'''

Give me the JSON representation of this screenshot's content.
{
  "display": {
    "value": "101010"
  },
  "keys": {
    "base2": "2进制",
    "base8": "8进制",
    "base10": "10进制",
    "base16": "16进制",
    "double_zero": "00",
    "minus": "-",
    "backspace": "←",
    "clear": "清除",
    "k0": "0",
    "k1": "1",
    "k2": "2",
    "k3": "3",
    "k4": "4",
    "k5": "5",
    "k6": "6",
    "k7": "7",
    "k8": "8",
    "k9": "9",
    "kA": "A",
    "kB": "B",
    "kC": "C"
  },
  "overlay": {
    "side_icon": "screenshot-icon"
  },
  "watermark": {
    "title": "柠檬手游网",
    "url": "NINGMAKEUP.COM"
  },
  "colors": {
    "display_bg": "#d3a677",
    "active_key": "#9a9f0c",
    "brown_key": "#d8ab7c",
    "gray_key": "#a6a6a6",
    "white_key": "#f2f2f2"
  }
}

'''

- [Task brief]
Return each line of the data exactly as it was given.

- [Written solution]
Give me the JSON representation of this screenshot's content.
{
  "display": {
    "value": "101010"
  },
  "keys": {
    "base2": "2进制",
    "base8": "8进制",
    "base10": "10进制",
    "base16": "16进制",
    "double_zero": "00",
    "minus": "-",
    "backspace": "←",
    "clear": "清除",
    "k0": "0",
    "k1": "1",
    "k2": "2",
    "k3": "3",
    "k4": "4",
    "k5": "5",
    "k6": "6",
    "k7": "7",
    "k8": "8",
    "k9": "9",
    "kA": "A",
    "kB": "B",
    "kC": "C"
  },
  "overlay": {
    "side_icon": "screenshot-icon"
  },
  "watermark": {
    "title": "柠檬手游网",
    "url": "NINGMAKEUP.COM"
  },
  "colors": {
    "display_bg": "#d3a677",
    "active_key": "#9a9f0c",
    "brown_key": "#d8ab7c",
    "gray_key": "#a6a6a6",
    "white_key": "#f2f2f2"
  }
}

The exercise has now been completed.